A start up called Algiknit is experimenting with creating textiles made from sustainable materials. Their co-founder, fashion design graduate Aleksandra Gosiewski, told Creative Bloq that fashion is one of the most polluting industries in the world. Alginit's goal is to limit the waste created by textile production.
The company is taking kelp and turning it into "bioyarn" that can be woven together to make products. Use of the biodegradable yard could potentially reduce microplastic pollution and reduce landfill waste made from fabrics that don't easily degrade, like polyester.
The Alginknit has already been used to make a shoe, called AlgiKicks. What's amazing about the material is that it is still durable—it won't degrade on your foot. The textile can be easily broken down by microorganisms when you're done with it, but not before.
“When it’s worn out, or you don’t want it, it can be broken down by microorganism and the nutrients reclaimed to feed the next generation of product,” says Gosiewski. “I envision a future where the materials we use can be transformed to feed the next generation of products."
And the makers have been experimenting with natural dies to color the product, in an effort to make every aspect of its production sustainable.
“If clothing is going to continue to be disposable, why not make it disposable in a way that makes sense – that actually benefits the earth? In way that has a positive impact instead of a negative impact? It takes longer to create a mind shift, so why not first create an alternative that already fits into the same mindset?” she says. “This is a first step to something else.”
Gosiewski got into that mindset when her team won an art and design competition called Biodesign Challenge for their work on Algknit. She hopes they'll soon be winning over bigger companies who can use the material. Or even just passionate knitters.
She also thinks people just need to stop comparing bioyarn and other more environmentally friendly material to synthetics. They're a completely different thing.
"Really it’s its own category: it’s something different," says Gosiewski. "It has natural stretch and flexibility, and when you’re knitting you can really control the amount of material you use.”
The team wants to see what other people will do with the bioyarn and are excited about the possibilities when everyone puts their heads together to imagine a more sustainable world.
More From Green Matters
The world of plant-based “meats” is always growing — and Impossible Foods is adding steak to their menu.
The Oceans are warming at an even faster rate than the United Nations guessed they would just five years ago.

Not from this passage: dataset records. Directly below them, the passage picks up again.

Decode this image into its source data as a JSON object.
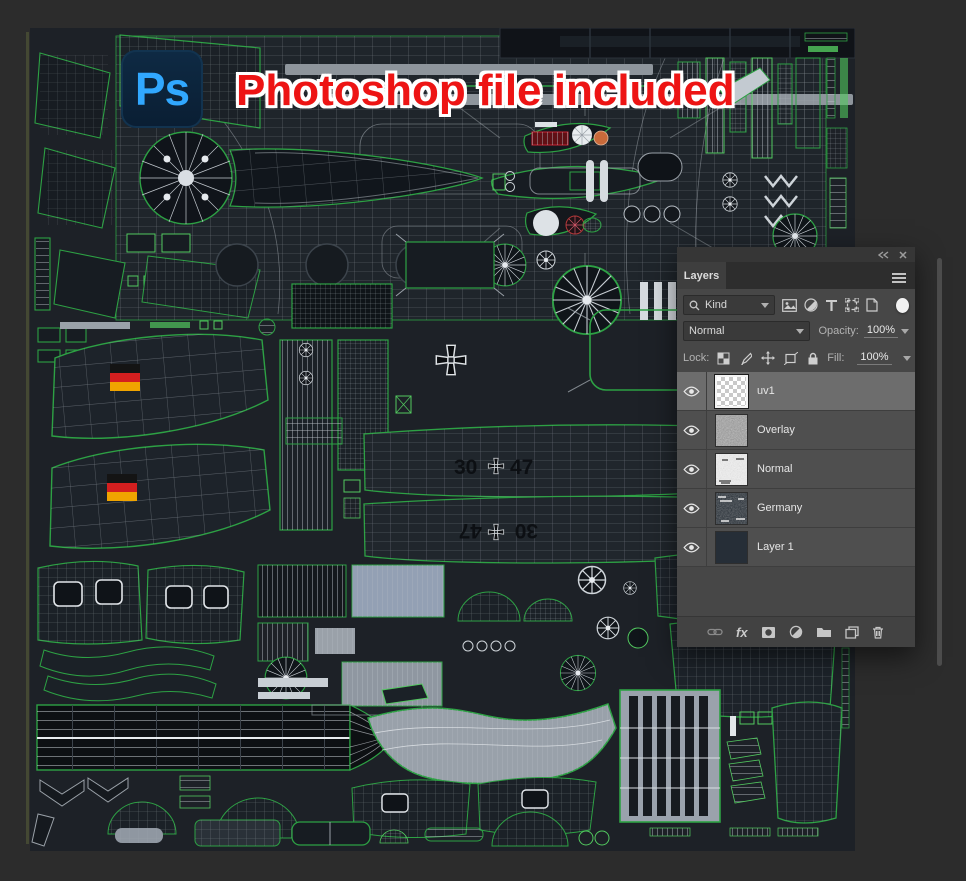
{
  "canvas": {
    "logo_text": "Ps",
    "banner_text": "Photoshop file included",
    "uv_markings": {
      "code_left": "30",
      "code_right": "47",
      "flag_black": "#141414",
      "flag_red": "#d41f1f",
      "flag_gold": "#f0a400"
    },
    "accent_green": "#2da144"
  },
  "layers_panel": {
    "title": "Layers",
    "filter": {
      "search_label": "Kind"
    },
    "blend_mode": {
      "value": "Normal"
    },
    "opacity": {
      "label": "Opacity:",
      "value": "100%"
    },
    "lock": {
      "label": "Lock:"
    },
    "fill": {
      "label": "Fill:",
      "value": "100%"
    },
    "layers": [
      {
        "name": "uv1",
        "selected": true
      },
      {
        "name": "Overlay",
        "selected": false
      },
      {
        "name": "Normal",
        "selected": false
      },
      {
        "name": "Germany",
        "selected": false
      },
      {
        "name": "Layer 1",
        "selected": false
      }
    ],
    "footer": {
      "fx_label": "fx"
    }
  }
}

Everyone needs a handy-dandy stain removal chart, whether you’re living a zero-waste lifestyle or not.
Spain is hoping to influence other businesses in their country by embracing renewable energy at their state-owned luxury hotels.